- **EXERCISE BRIEF**
Report every line in the records below that holds the word "SENDS".

RECORD EXTRACTS: Begin

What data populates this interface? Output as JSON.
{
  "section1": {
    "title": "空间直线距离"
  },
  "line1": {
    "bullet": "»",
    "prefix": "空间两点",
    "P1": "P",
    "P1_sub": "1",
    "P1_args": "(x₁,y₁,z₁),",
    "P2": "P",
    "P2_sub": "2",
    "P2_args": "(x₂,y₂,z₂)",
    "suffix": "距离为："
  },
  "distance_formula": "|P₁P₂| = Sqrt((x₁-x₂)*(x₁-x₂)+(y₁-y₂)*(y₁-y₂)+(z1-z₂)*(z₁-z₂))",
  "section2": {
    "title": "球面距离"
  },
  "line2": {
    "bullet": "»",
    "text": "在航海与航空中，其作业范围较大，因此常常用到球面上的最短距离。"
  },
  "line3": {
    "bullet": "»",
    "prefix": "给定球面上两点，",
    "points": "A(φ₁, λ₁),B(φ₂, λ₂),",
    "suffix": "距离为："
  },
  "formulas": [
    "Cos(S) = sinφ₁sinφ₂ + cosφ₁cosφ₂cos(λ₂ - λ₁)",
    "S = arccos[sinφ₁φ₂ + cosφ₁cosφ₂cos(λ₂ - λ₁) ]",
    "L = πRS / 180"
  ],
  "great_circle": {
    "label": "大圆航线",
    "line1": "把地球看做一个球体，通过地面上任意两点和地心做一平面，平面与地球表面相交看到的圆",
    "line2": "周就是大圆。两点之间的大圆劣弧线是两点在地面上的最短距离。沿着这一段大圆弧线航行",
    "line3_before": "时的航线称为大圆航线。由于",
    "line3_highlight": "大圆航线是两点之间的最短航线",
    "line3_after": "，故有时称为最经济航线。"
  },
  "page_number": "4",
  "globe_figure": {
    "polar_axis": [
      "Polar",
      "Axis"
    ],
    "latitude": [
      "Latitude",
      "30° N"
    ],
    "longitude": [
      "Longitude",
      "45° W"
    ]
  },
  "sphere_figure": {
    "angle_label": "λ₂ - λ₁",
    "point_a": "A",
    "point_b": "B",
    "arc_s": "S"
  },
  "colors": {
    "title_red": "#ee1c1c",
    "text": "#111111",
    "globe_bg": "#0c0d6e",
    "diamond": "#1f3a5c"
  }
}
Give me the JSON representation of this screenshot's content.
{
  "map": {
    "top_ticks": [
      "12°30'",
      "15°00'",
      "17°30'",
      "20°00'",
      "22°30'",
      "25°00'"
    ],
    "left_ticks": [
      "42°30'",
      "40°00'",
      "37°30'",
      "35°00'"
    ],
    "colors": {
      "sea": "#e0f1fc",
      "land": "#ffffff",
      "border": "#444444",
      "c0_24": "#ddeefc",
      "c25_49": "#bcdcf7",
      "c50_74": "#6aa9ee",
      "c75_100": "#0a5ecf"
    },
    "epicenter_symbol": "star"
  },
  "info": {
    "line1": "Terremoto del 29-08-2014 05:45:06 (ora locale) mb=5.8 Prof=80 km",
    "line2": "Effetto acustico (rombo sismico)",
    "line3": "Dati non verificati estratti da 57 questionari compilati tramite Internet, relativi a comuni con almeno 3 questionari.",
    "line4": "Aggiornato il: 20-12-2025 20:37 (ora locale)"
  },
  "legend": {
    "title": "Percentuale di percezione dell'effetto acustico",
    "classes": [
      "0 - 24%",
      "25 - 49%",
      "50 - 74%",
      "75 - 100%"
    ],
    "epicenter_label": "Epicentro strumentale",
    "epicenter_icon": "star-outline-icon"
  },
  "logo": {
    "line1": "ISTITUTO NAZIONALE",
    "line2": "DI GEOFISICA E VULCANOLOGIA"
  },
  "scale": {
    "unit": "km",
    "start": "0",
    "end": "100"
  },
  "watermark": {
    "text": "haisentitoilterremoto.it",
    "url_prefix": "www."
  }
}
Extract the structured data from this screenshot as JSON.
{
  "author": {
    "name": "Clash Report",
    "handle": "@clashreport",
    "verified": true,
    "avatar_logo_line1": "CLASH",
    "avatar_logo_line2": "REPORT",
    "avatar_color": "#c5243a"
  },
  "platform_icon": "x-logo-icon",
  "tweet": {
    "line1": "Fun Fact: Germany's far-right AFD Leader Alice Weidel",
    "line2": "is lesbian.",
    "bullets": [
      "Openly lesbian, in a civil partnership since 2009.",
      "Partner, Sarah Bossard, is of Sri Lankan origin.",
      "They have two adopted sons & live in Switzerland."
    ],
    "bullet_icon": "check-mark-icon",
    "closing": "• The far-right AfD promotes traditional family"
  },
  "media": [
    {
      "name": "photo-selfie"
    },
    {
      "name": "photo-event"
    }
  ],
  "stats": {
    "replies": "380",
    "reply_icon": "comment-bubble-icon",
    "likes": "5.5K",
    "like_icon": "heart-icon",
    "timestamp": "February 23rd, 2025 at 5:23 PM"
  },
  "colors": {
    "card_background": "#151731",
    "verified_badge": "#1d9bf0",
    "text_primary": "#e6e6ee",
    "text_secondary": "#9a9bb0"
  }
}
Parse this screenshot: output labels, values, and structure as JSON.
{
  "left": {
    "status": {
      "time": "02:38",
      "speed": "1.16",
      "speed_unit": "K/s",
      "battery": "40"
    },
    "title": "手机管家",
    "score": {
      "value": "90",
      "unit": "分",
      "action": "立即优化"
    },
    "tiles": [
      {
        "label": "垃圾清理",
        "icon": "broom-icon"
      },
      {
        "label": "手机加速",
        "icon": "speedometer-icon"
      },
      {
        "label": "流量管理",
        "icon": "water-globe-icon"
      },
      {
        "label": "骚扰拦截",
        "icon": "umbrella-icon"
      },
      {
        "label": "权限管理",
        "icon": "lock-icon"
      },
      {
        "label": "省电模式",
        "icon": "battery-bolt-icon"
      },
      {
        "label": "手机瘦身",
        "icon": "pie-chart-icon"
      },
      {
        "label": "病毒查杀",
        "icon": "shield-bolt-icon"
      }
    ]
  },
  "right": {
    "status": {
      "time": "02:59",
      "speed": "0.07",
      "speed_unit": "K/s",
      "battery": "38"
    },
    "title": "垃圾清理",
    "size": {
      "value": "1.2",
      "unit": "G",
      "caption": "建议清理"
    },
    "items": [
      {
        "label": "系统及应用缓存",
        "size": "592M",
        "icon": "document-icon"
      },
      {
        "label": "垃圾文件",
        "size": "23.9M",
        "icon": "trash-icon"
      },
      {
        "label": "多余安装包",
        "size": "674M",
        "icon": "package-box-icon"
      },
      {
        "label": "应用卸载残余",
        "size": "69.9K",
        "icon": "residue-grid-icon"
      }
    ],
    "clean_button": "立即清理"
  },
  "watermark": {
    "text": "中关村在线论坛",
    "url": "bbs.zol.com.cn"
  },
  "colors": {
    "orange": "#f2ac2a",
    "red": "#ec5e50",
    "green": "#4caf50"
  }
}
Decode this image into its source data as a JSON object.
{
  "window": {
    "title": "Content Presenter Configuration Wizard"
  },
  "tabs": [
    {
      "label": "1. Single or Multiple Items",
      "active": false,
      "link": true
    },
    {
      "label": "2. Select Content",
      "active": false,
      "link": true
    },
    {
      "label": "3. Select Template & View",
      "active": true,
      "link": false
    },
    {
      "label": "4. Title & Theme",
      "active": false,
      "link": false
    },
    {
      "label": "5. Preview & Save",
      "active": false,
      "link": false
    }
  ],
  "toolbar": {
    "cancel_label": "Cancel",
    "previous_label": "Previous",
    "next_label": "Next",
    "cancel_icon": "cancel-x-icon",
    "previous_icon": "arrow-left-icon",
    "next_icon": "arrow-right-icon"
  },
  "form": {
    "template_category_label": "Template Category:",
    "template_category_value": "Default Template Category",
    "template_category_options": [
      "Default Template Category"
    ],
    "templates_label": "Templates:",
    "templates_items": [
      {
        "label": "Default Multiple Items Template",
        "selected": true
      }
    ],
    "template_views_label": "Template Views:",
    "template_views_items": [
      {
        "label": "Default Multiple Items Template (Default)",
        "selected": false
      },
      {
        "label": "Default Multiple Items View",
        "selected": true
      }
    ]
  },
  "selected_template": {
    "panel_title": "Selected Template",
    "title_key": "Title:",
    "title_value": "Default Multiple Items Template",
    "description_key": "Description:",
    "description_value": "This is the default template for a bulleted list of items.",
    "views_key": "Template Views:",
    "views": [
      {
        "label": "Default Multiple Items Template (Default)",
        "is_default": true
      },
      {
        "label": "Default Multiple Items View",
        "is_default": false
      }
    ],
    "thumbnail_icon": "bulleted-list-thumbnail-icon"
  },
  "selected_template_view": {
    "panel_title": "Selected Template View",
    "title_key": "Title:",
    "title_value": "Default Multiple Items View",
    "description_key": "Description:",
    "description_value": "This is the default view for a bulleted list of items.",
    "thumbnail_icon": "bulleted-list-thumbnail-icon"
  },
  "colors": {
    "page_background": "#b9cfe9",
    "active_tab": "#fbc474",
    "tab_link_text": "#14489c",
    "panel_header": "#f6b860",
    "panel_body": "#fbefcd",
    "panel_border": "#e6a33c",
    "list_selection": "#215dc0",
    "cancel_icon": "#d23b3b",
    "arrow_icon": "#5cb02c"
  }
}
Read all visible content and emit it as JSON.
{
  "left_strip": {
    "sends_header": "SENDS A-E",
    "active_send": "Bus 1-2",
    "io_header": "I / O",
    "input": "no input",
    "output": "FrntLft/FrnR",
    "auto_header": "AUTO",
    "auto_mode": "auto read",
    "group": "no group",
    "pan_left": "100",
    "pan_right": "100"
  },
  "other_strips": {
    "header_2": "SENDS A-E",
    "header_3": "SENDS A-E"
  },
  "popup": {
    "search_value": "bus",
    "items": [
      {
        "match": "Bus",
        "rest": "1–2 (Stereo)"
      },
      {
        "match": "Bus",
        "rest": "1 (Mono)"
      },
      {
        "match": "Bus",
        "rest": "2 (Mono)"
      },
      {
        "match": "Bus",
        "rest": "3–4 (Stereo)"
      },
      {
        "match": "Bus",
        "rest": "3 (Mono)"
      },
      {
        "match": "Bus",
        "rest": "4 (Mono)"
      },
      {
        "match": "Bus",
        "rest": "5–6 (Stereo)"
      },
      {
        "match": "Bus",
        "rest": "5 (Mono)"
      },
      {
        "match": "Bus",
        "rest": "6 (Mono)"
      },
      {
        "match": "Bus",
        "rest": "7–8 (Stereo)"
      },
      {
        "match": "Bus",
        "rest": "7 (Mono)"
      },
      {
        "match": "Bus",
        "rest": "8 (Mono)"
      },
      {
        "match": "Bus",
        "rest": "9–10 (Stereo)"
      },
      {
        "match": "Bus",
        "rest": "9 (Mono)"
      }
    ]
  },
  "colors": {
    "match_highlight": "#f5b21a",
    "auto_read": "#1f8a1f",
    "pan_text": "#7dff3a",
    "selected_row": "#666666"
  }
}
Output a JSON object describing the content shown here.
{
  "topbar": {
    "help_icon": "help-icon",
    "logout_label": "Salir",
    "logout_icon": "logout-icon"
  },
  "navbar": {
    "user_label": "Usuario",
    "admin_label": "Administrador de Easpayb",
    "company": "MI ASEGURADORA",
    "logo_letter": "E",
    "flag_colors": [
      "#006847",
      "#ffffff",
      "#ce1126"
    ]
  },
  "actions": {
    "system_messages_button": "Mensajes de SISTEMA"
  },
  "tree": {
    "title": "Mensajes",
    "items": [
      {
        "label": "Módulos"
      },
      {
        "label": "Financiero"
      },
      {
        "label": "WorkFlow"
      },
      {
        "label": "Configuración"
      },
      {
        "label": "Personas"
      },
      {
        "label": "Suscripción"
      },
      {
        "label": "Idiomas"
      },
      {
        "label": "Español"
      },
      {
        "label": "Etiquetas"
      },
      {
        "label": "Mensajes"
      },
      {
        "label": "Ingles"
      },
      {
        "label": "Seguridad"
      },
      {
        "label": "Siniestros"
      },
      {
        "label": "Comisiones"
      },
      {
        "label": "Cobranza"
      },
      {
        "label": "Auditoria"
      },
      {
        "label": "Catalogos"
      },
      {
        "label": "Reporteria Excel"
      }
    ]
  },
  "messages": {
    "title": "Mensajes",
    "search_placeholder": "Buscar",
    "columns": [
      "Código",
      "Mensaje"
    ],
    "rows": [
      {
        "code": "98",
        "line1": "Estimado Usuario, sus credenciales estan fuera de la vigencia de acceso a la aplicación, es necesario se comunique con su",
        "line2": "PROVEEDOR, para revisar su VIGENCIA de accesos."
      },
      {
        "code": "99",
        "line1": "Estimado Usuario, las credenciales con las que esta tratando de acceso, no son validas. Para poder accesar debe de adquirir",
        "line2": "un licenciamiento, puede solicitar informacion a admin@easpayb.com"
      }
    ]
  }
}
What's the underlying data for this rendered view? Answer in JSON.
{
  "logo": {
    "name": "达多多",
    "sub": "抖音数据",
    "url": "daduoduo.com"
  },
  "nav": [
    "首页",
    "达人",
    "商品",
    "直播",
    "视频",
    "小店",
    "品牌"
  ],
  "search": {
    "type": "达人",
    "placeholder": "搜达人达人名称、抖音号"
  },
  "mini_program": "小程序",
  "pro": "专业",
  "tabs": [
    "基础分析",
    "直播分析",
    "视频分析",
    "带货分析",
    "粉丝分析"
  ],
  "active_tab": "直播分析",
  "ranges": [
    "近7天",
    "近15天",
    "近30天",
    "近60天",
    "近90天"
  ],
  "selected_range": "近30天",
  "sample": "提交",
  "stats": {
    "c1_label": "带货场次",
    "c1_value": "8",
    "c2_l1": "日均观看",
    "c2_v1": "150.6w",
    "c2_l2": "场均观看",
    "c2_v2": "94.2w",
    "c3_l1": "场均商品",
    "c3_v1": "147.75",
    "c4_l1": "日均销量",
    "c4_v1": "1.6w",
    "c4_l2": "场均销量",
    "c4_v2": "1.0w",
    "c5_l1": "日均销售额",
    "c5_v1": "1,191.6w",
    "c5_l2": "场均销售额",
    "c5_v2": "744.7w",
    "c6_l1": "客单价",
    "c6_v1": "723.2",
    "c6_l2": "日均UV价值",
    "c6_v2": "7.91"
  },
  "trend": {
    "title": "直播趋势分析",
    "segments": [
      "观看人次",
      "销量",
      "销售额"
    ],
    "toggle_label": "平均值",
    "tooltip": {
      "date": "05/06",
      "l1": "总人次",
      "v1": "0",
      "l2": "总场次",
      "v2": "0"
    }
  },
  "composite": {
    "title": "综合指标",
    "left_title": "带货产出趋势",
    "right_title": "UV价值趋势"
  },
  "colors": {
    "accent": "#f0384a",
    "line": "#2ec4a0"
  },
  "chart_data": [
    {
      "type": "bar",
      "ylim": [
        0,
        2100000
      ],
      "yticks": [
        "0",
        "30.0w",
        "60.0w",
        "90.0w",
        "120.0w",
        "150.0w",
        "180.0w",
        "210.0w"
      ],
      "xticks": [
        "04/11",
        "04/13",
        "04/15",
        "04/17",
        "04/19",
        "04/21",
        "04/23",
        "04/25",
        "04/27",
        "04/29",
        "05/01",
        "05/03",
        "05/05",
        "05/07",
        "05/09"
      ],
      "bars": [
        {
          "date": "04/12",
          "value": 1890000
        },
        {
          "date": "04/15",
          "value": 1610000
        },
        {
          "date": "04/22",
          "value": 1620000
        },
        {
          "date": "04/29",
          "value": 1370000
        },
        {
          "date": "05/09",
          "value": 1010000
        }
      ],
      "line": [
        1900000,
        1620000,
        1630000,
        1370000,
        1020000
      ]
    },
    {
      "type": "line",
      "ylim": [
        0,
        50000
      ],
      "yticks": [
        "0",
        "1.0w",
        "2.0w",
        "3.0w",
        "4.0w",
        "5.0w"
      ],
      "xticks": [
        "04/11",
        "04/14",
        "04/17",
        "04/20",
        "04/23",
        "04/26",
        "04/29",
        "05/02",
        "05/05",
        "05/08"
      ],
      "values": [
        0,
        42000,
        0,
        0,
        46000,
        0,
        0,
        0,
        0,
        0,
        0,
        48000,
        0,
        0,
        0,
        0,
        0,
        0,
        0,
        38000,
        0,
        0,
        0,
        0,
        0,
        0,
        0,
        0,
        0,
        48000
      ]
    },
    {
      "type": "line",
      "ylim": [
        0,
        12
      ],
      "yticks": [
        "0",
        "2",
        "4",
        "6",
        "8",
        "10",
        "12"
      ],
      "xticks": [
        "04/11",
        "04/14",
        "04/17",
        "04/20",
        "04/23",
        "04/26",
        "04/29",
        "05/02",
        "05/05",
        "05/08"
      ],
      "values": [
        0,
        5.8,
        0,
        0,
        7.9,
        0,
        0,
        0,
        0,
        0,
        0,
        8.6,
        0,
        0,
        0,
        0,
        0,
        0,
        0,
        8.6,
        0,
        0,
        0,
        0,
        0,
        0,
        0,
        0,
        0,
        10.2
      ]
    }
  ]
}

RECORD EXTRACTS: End

- **EXERCISE SOLUTION**
    "sends_header": "SENDS A-E",
    "header_2": "SENDS A-E",
    "header_3": "SENDS A-E"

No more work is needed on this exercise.